» YOUR OBJECTIVE
Please restate the entire listing verbatim.

» INPUT MATERIAL
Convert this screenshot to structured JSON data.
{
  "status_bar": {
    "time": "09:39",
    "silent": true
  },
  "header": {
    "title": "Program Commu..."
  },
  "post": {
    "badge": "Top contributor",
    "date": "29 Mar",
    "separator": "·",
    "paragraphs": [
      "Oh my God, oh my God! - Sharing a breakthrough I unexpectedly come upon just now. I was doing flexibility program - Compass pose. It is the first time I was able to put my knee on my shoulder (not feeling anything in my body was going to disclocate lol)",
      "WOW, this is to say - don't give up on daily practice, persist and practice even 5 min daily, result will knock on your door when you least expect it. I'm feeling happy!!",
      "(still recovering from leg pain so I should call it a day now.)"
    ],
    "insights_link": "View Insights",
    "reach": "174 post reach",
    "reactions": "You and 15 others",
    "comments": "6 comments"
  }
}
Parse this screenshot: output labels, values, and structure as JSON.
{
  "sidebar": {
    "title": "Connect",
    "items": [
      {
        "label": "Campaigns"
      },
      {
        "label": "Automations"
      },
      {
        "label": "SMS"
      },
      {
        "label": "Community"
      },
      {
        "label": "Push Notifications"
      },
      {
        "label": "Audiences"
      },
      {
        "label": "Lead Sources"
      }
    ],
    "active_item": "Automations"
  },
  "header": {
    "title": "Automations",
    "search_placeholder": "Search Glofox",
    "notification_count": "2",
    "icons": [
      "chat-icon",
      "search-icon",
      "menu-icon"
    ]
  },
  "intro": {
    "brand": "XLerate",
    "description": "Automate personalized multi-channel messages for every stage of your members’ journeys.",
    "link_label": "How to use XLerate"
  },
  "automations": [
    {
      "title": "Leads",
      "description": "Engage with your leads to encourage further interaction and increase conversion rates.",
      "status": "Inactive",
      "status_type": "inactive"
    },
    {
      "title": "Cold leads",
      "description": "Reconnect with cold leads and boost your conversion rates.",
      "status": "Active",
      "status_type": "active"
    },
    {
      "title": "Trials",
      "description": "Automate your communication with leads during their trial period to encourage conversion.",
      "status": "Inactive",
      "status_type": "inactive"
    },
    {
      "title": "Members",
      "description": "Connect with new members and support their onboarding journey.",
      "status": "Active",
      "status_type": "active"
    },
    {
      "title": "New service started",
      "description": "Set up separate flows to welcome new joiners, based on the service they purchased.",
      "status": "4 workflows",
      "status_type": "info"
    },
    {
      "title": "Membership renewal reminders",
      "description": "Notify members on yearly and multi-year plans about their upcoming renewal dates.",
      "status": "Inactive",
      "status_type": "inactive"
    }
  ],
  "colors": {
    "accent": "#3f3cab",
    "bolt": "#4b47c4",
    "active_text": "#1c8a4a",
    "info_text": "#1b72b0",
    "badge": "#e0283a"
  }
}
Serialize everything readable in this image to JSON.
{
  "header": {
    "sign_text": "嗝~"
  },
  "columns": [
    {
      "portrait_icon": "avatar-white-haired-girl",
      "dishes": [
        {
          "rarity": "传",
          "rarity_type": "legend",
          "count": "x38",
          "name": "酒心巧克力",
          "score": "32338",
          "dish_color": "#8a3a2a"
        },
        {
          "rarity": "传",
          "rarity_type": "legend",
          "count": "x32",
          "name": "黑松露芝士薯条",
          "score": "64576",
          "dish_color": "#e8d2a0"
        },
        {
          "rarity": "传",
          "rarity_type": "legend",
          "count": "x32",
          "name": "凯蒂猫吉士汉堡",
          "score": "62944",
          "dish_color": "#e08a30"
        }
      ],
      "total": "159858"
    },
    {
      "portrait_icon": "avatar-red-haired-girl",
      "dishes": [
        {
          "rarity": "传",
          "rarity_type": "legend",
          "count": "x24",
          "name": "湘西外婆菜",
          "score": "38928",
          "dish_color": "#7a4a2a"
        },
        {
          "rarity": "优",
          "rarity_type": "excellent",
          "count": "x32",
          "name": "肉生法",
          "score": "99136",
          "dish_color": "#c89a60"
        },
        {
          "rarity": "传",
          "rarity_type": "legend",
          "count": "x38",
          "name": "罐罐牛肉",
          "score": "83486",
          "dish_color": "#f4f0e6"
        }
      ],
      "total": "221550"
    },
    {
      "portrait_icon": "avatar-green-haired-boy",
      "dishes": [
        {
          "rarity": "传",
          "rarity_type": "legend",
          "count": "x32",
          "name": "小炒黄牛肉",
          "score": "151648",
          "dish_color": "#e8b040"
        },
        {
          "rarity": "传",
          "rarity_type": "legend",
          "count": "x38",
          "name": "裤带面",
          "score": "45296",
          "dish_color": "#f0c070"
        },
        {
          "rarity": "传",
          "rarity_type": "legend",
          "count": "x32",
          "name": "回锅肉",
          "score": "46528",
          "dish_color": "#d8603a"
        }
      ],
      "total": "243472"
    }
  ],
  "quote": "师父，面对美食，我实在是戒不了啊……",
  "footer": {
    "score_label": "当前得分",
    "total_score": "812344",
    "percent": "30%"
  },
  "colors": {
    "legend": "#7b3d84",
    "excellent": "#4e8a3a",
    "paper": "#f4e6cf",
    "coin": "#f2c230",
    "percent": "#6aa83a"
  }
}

» EXERCISE RESULT
Convert this screenshot to structured JSON data.
{
  "status_bar": {
    "time": "09:39",
    "silent": true
  },
  "header": {
    "title": "Program Commu..."
  },
  "post": {
    "badge": "Top contributor",
    "date": "29 Mar",
    "separator": "·",
    "paragraphs": [
      "Oh my God, oh my God! - Sharing a breakthrough I unexpectedly come upon just now. I was doing flexibility program - Compass pose. It is the first time I was able to put my knee on my shoulder (not feeling anything in my body was going to disclocate lol)",
      "WOW, this is to say - don't give up on daily practice, persist and practice even 5 min daily, result will knock on your door when you least expect it. I'm feeling happy!!",
      "(still recovering from leg pain so I should call it a day now.)"
    ],
    "insights_link": "View Insights",
    "reach": "174 post reach",
    "reactions": "You and 15 others",
    "comments": "6 comments"
  }
}
Parse this screenshot: output labels, values, and structure as JSON.
{
  "sidebar": {
    "title": "Connect",
    "items": [
      {
        "label": "Campaigns"
      },
      {
        "label": "Automations"
      },
      {
        "label": "SMS"
      },
      {
        "label": "Community"
      },
      {
        "label": "Push Notifications"
      },
      {
        "label": "Audiences"
      },
      {
        "label": "Lead Sources"
      }
    ],
    "active_item": "Automations"
  },
  "header": {
    "title": "Automations",
    "search_placeholder": "Search Glofox",
    "notification_count": "2",
    "icons": [
      "chat-icon",
      "search-icon",
      "menu-icon"
    ]
  },
  "intro": {
    "brand": "XLerate",
    "description": "Automate personalized multi-channel messages for every stage of your members’ journeys.",
    "link_label": "How to use XLerate"
  },
  "automations": [
    {
      "title": "Leads",
      "description": "Engage with your leads to encourage further interaction and increase conversion rates.",
      "status": "Inactive",
      "status_type": "inactive"
    },
    {
      "title": "Cold leads",
      "description": "Reconnect with cold leads and boost your conversion rates.",
      "status": "Active",
      "status_type": "active"
    },
    {
      "title": "Trials",
      "description": "Automate your communication with leads during their trial period to encourage conversion.",
      "status": "Inactive",
      "status_type": "inactive"
    },
    {
      "title": "Members",
      "description": "Connect with new members and support their onboarding journey.",
      "status": "Active",
      "status_type": "active"
    },
    {
      "title": "New service started",
      "description": "Set up separate flows to welcome new joiners, based on the service they purchased.",
      "status": "4 workflows",
      "status_type": "info"
    },
    {
      "title": "Membership renewal reminders",
      "description": "Notify members on yearly and multi-year plans about their upcoming renewal dates.",
      "status": "Inactive",
      "status_type": "inactive"
    }
  ],
  "colors": {
    "accent": "#3f3cab",
    "bolt": "#4b47c4",
    "active_text": "#1c8a4a",
    "info_text": "#1b72b0",
    "badge": "#e0283a"
  }
}
Serialize everything readable in this image to JSON.
{
  "header": {
    "sign_text": "嗝~"
  },
  "columns": [
    {
      "portrait_icon": "avatar-white-haired-girl",
      "dishes": [
        {
          "rarity": "传",
          "rarity_type": "legend",
          "count": "x38",
          "name": "酒心巧克力",
          "score": "32338",
          "dish_color": "#8a3a2a"
        },
        {
          "rarity": "传",
          "rarity_type": "legend",
          "count": "x32",
          "name": "黑松露芝士薯条",
          "score": "64576",
          "dish_color": "#e8d2a0"
        },
        {
          "rarity": "传",
          "rarity_type": "legend",
          "count": "x32",
          "name": "凯蒂猫吉士汉堡",
          "score": "62944",
          "dish_color": "#e08a30"
        }
      ],
      "total": "159858"
    },
    {
      "portrait_icon": "avatar-red-haired-girl",
      "dishes": [
        {
          "rarity": "传",
          "rarity_type": "legend",
          "count": "x24",
          "name": "湘西外婆菜",
          "score": "38928",
          "dish_color": "#7a4a2a"
        },
        {
          "rarity": "优",
          "rarity_type": "excellent",
          "count": "x32",
          "name": "肉生法",
          "score": "99136",
          "dish_color": "#c89a60"
        },
        {
          "rarity": "传",
          "rarity_type": "legend",
          "count": "x38",
          "name": "罐罐牛肉",
          "score": "83486",
          "dish_color": "#f4f0e6"
        }
      ],
      "total": "221550"
    },
    {
      "portrait_icon": "avatar-green-haired-boy",
      "dishes": [
        {
          "rarity": "传",
          "rarity_type": "legend",
          "count": "x32",
          "name": "小炒黄牛肉",
          "score": "151648",
          "dish_color": "#e8b040"
        },
        {
          "rarity": "传",
          "rarity_type": "legend",
          "count": "x38",
          "name": "裤带面",
          "score": "45296",
          "dish_color": "#f0c070"
        },
        {
          "rarity": "传",
          "rarity_type": "legend",
          "count": "x32",
          "name": "回锅肉",
          "score": "46528",
          "dish_color": "#d8603a"
        }
      ],
      "total": "243472"
    }
  ],
  "quote": "师父，面对美食，我实在是戒不了啊……",
  "footer": {
    "score_label": "当前得分",
    "total_score": "812344",
    "percent": "30%"
  },
  "colors": {
    "legend": "#7b3d84",
    "excellent": "#4e8a3a",
    "paper": "#f4e6cf",
    "coin": "#f2c230",
    "percent": "#6aa83a"
  }
}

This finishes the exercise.